A powerful 47er of the new skipper Kieron Pollard and all-round heroics of the New Zealand star Jimmy Neesham helped the two-time defending champion Trinbago Knight Riders to open the Hero Caribbean Premier League (CPL) in 2019 with an exciting 11-run victory over St. Kitts & Nevis Patriots.
Pollard, who led after Dwayne Bravo’s finger injury, set his team up to 152/7 after Neesham and Denesh Ramdin’s 60-year partnership had begun the champion’s recovery from an early break to 24/3.
After clinching his 33-hit survival, Neesham made the crucial first break with the ball to complete a 47-minute opening partnership. Kjorn Ottley caught and threw a slower ball for 25 before beating Evin Lewis for 36 against the impressive Khary. Pierre unleashes a decisive collapse of four wickets for six runs.
Later, Neesham returned and defended nerveless 13 against the final of the game. The last two wickets were thrown on the stumps with two low throws to win.
The quest of the Patriots after 153 – no more than a par score with the rope making life difficult for the bowlers – seemed to be in the hands of 70/1. Three overs later stood on the scoreboard 76/5 after Pierre and Spin Twin Seekkuge Prasanna had torn the heart out of the middle order.
Jason Mohammed fell in love with a duck and Devon Thomas fell in only 1, while Carlos Brathwaite lost only 2 after a terrible mistake.
That seemed to be that, but Fabian Allen raised the visitors’ hopes by firing Prasanna’s third four-six goal – an attack that was even more amazing than just three runs, a wicket and that run-out from the first two Sri Lanka originated.
Allen, however, was met by Prasanna himself in front of Mohammad Hasnain in the next over 30 of only 14 balls outstanding on the third man.

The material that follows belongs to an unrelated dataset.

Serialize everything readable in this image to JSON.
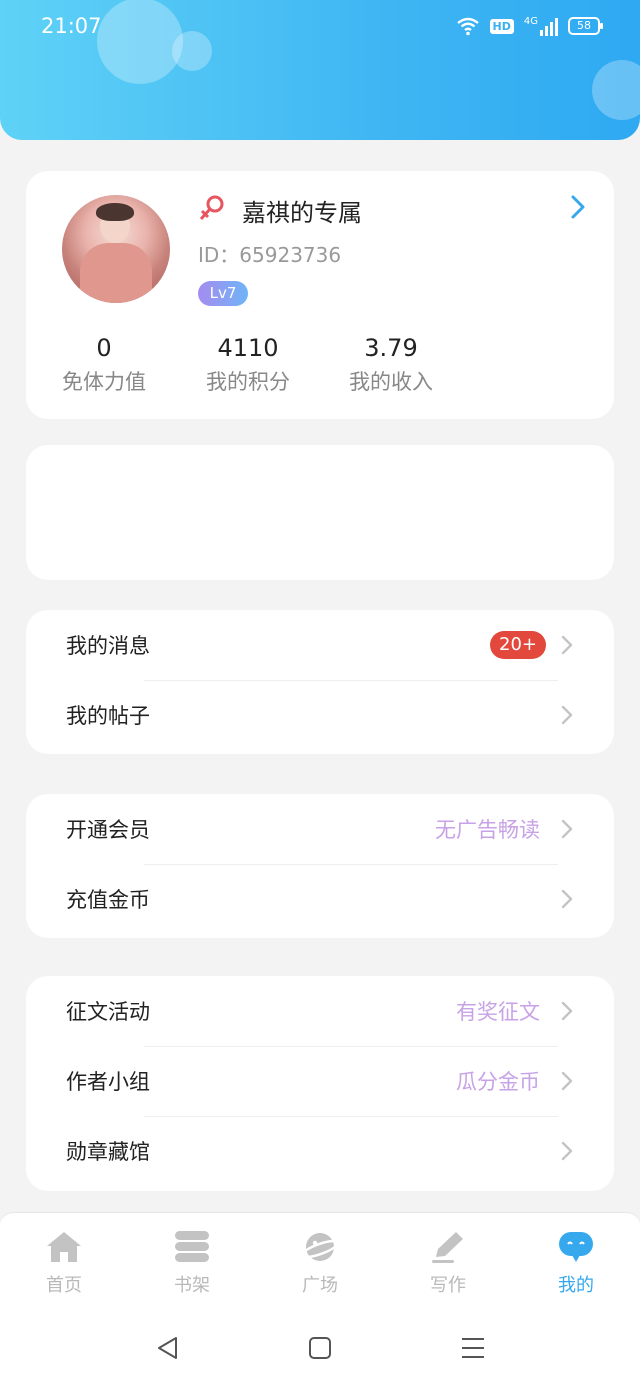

Usama Mir bravely took on the task with 24 of only 10 balls, including an amazing six-leg ramp over fine leg before Hasnain, but in the end he just had too much to do.
He was overwhelmed by Neesham in the final and was quickly followed by the last man, Sheldon Cottrell, who had been the first star of negotiations at Queen’s Park Oval with outstanding numbers of 3/13 of his four overs.
His signature Salute Celebration celebrated his first appearance in the Hero CPL 2019 in his – and the tournament – first-round, when Sunil Narine was flawless and Tion Webster followed shortly thereafter. Cottrell then returned to the back of the innings to remove the well-placed ramdin.
Ramdin’s partnership with Neesham had taken the Knight Riders out of this hole before Pollard’s fireworks raised them to a sum that turned out to be beyond the Patriots. Ramdin took two sixes and knocked the experienced Mohammad Hafeez out of the attack when the defending champion started defending himself.
Neesham scored three fours in his first nine balls to give the much-needed boost and finished off the 1950s partnership with his first six, taking off his pads over Midwicket in front of Brathwaite.
But Brathwaite retaliated quickly in the field when the New Zealand star fell shortly after a fine deep-sea fishing the Patriots skipper who came in from the boring and experienced sailor Rayad Emrit as the first of his three doors.
Pakistani leg-spinner Usama conceded only seven goals on his first two overs, while Pollard drew his attention. A short ball was kicked high and handsome in the stands before an overcorrected ball shot past the bowler and a moment later was shot back from the boundary boards.
With that, the drive was restored, and three more limits – one for Ramdin, two for Pollard – followed in the next by Brathwaite.
Pollard was in a good mood now, and when an Emrit-No-ball offered a free kick, that was all the encouragement he needed. The ball duly disappeared directly over the head of the bowler to get another 50-run stand.
As things began to go awry for the Patriots, Brathwaite turned to his captain Cottrell for the 18th innings and immediately got a result when a beautifully disguised slow ball seduced Ramdin to rise to a deep quadrilateral where Allen the Schlichten held up a chance.
Brathwaite himself followed with a fine penultimate and gave up only four singles to defeat his opposite Pollard.
It should not give half a century for Pollard, who was caught in the final over the innings for 47 of two Emrit victims on the fence, but he had done enough to equip his team for a successful start to the title defense.